AMG has derived a kind of magic from its blending of four-wheel drive, four-wheel steering, torque vectoring and chassis electronics in this car. The GT63 is not as nimble as the two-seat Mercedes-AMG GT but this really is the sweeter car of the two to drive and seems more within itself and in command of its capacities at any speed.
Although the suspension is switchable through three levels of firmness, they’re closely grouped and the fundamental set-up is juicily pliant. At the same time, there is a telling absence of roll or pitch for a car of such mighty dimensions, and what movements do occur are closely and quickly checked.
This provides a solid base for the steering – quickly geared, at just 1.8 turns lock to lock, and well weighted – to operate at its best. It alters the car’s course swiftly but with a natural feel and without any nervousness off centre. Undoubtedly, the four-wheel steering helps to keep the car on line at times, although you’d never know a process so sophisticated was operating behind the scenes.

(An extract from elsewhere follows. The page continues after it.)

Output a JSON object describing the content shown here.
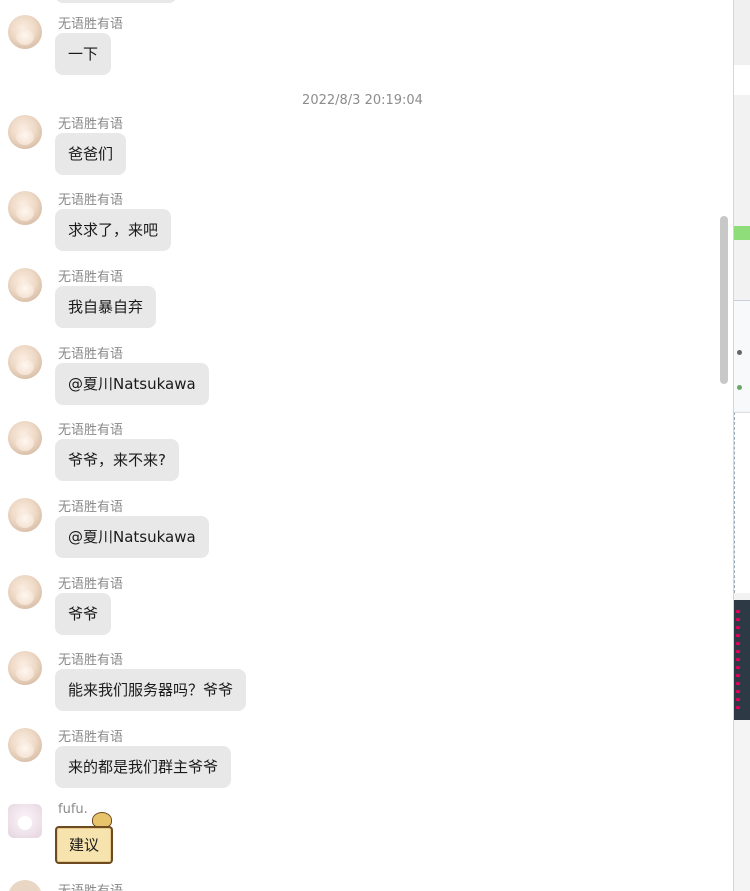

Off-camber crests barely trouble this chassis, and with the suspension in Comfort and the powertrain fully dialled up, it will carve securely along all but the smallest B-roads. Very few cars this size impart such confidence.
It’s a confidence that will, soon enough, have more experienced drivers going deeper into corners and harder out of them. Indeed, the GT63 is a difficult car to over-drive because it generates tremendous grip and traction, communicates its limits superbly and is inclined to oversteer neatly and predictably when those limits are breached and its driver aids deactivated. It exhibits the handling adjustability of a considerably lighter, simpler car and its mass seems to sit palpably closer to the road than in any of the traditional super-saloon cohort. The upshot is a drive as scintillating as it is benign.